The "super casino" may have gone but legislation to create eight new "large" and eight new "small" casinos in Britain is on the statute.
But since January 2007 – when the locations were announced – nothing has happened. Industry experts say the problem is that, after the Casino Advisory Panel unveiled winning boroughs, Whitehall all but washed its hands of the matter, leaving the whole process of selecting operators and getting the things running to the 16 local authorities.
Next month bidding processes are supposed to be getting underway in two: Solihull and Newham, both of which have "large casinos" that will be allowed up to 150 slot machines. The latter is even hoping to have its venue open in time for the 2012 Olympics (the industry is sceptical). As for the rest: how long is a piece of string?
Casino operators have not exactly been pushing hard, given the way existing operations are going and because the top-rate of tax on their "gross win" from punters was raised to 50 per cent (from 40 per cent) which makes the economics extremely tight and is likely to limit the cash generated for "regeneration" that was the Government's intention in creating the concept. Consolidation has also meant there are less casino groups to bid against each other and many believe that at least a proportion of the planned new venues will never be built.
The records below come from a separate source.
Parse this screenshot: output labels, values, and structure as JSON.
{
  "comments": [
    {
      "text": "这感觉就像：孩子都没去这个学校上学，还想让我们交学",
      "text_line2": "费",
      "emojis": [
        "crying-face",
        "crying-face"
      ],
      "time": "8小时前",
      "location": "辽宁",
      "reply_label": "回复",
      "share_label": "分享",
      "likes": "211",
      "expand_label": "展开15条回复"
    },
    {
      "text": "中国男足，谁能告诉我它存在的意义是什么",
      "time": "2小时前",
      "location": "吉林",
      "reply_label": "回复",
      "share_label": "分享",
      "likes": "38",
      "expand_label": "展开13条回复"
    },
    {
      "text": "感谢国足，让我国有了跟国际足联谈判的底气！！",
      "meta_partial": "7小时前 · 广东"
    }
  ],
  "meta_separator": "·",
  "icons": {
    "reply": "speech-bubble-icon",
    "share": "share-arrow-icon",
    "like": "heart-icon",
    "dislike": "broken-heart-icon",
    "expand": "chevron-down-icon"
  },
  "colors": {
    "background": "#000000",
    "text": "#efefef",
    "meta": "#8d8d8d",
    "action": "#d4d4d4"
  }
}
In addition to Solihull and Newham: Great Yarmouth, Kingston-upon-Hull, Leeds, Middlesbrough, Milton Keynes, Newham, and Southampton have been allocated the other large casinos. "Small" venues, with up to 80 slots, are supposedly being built in Bath and north-east Somerset, Dumfries and Galloway, East Lindsey, Luton, Scarborough, Swansea, Torbay and Wolverhampton.